Activity: Please copy every line below that contains the string "true".

Records shown:
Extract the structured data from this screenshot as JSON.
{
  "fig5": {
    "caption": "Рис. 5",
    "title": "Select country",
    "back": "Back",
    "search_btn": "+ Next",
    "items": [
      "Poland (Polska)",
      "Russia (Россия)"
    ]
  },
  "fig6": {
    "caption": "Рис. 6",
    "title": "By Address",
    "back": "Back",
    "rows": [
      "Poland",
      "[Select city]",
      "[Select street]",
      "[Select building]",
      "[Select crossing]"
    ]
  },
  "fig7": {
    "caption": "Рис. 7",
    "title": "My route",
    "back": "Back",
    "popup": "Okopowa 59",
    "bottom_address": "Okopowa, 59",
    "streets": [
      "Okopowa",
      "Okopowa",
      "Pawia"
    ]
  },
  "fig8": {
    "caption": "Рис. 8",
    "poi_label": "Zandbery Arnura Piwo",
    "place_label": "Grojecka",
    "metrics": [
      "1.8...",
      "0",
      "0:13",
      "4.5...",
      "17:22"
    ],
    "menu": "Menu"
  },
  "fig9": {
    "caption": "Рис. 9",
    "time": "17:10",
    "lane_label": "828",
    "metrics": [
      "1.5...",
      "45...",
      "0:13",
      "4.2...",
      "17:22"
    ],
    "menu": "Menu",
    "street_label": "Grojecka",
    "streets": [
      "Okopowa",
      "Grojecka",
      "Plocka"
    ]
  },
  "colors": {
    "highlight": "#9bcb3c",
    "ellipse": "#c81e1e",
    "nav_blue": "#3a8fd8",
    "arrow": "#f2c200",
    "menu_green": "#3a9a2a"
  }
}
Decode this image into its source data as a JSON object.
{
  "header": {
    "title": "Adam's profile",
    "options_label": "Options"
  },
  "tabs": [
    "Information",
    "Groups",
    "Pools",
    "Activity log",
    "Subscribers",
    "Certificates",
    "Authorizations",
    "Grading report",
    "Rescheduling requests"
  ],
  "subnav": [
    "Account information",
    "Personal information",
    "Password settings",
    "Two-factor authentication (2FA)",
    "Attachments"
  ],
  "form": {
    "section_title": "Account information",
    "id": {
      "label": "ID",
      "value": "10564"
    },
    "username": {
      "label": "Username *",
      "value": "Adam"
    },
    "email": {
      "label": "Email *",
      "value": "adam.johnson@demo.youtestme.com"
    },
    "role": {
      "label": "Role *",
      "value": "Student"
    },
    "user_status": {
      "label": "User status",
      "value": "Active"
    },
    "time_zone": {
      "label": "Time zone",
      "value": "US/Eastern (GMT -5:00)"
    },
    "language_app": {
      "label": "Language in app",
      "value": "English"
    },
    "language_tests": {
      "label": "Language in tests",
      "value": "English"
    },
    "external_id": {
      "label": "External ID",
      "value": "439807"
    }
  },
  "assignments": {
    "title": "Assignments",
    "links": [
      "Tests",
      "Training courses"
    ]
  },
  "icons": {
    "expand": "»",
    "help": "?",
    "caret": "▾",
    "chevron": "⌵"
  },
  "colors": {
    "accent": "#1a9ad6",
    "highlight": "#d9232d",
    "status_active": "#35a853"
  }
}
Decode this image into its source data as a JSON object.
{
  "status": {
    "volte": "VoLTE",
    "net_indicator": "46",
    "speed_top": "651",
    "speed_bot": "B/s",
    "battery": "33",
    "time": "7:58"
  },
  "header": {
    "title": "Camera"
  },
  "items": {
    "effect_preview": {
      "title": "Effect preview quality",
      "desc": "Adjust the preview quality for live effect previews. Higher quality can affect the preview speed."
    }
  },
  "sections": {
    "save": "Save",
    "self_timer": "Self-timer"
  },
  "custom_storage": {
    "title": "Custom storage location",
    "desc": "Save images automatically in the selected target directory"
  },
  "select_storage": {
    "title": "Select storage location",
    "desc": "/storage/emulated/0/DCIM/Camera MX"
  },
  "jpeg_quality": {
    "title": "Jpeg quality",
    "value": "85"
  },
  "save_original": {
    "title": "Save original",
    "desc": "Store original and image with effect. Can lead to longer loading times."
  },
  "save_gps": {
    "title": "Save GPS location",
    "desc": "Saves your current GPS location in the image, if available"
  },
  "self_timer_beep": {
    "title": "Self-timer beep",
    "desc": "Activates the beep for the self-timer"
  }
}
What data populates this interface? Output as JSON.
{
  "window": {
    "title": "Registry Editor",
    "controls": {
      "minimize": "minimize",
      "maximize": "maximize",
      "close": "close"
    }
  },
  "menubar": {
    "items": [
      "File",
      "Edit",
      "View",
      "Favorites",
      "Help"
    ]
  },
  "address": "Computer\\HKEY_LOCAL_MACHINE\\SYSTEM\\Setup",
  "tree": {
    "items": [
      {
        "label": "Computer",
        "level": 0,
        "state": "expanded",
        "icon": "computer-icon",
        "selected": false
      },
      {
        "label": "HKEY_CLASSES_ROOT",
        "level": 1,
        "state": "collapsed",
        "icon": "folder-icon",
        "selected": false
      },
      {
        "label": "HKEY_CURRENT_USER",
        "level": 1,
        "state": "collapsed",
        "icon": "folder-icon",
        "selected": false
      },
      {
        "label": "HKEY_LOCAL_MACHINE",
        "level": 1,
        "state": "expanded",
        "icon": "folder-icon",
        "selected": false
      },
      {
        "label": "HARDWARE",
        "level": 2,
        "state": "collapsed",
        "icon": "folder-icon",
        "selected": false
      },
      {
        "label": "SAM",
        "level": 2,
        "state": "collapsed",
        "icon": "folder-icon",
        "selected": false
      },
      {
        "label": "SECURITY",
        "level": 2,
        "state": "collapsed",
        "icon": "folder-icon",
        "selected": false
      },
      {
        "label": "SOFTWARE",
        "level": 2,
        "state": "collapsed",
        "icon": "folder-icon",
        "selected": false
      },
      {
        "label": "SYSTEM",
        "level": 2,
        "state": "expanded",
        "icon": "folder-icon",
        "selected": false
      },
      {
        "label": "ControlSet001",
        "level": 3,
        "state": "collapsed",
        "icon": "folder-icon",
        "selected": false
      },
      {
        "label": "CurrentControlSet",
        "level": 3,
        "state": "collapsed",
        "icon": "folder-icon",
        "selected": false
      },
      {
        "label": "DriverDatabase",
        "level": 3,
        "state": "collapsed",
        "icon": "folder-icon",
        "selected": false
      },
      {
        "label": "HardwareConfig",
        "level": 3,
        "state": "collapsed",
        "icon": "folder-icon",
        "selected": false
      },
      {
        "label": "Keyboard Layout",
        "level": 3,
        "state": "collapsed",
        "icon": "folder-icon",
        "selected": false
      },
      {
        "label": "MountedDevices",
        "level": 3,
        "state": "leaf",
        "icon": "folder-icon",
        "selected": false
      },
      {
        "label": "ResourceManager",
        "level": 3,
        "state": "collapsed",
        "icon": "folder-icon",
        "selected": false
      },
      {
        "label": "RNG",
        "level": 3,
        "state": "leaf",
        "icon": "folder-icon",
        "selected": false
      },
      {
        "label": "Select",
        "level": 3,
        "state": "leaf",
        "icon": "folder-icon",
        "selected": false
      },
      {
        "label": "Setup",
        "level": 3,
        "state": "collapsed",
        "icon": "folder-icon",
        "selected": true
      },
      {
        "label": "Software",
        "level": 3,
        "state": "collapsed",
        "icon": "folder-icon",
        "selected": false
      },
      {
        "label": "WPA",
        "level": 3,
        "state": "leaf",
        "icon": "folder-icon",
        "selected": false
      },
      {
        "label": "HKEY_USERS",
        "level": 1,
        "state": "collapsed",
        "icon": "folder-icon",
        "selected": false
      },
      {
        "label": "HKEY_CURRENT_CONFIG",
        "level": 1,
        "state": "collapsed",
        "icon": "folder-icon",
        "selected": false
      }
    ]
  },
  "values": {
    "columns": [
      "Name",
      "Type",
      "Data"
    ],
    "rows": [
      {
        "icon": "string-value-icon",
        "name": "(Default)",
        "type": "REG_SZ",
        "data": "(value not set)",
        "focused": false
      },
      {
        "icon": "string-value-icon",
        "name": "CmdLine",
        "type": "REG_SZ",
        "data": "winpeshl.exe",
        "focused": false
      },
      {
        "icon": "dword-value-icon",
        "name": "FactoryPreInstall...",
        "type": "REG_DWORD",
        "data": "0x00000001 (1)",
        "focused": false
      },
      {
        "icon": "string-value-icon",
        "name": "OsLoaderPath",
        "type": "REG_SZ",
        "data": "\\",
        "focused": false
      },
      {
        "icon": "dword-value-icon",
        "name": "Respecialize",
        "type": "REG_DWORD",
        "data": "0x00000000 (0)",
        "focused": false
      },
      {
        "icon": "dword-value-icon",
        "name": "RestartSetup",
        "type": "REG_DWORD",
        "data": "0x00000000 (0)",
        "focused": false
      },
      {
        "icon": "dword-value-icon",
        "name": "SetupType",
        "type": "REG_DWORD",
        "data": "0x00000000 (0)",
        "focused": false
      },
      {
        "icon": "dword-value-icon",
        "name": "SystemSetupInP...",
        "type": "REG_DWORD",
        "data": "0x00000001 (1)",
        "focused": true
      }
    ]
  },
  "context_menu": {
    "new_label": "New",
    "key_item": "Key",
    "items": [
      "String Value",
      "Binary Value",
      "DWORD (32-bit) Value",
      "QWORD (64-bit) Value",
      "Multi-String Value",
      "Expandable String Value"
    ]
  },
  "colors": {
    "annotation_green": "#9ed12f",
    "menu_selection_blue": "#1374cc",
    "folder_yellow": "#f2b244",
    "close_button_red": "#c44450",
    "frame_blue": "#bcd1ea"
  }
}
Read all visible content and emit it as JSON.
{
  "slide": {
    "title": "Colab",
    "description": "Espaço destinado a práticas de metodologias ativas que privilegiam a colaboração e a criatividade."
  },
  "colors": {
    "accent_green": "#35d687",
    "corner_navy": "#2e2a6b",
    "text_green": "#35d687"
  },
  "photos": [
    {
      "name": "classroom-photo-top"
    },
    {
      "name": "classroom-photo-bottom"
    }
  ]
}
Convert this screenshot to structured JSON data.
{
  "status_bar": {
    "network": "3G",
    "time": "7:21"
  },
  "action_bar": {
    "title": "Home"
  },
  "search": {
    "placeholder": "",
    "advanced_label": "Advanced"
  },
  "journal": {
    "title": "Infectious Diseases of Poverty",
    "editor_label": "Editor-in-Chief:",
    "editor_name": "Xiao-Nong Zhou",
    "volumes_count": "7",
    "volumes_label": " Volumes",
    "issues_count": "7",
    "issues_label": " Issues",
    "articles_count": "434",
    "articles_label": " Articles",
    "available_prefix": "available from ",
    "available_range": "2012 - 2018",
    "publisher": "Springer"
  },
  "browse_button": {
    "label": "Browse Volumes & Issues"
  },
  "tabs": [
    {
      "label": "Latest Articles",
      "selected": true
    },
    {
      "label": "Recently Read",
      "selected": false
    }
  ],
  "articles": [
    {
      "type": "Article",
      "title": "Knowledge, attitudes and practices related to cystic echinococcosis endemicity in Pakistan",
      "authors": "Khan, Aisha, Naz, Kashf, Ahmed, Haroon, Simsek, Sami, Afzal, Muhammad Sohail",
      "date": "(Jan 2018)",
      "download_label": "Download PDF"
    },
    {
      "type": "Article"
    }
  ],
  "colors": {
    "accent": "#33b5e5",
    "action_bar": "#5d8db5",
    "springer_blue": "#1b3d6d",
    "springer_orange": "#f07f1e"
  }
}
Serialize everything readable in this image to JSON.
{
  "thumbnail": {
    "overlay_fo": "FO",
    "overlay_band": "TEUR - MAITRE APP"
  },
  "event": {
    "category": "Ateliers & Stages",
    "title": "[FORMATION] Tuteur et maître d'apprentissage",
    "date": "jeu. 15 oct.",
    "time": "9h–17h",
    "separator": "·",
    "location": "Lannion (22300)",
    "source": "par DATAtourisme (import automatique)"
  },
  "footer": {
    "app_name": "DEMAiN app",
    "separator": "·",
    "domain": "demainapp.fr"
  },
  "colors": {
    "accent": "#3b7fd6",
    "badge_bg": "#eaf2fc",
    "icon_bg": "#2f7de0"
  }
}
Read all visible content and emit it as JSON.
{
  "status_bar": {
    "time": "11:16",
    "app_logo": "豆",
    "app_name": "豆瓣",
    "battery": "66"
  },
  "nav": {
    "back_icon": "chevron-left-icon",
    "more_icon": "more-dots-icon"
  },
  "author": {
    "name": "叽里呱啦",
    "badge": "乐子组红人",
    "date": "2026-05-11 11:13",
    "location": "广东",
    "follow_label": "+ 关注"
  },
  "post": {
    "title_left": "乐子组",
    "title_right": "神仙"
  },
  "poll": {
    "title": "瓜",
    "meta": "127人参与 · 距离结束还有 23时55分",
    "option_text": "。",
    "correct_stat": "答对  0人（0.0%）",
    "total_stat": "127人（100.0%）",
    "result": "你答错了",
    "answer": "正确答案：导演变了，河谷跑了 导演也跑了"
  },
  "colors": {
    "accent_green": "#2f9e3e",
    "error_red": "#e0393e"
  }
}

Result of the exercise:
        "selected": true
        "focused": true
      "selected": true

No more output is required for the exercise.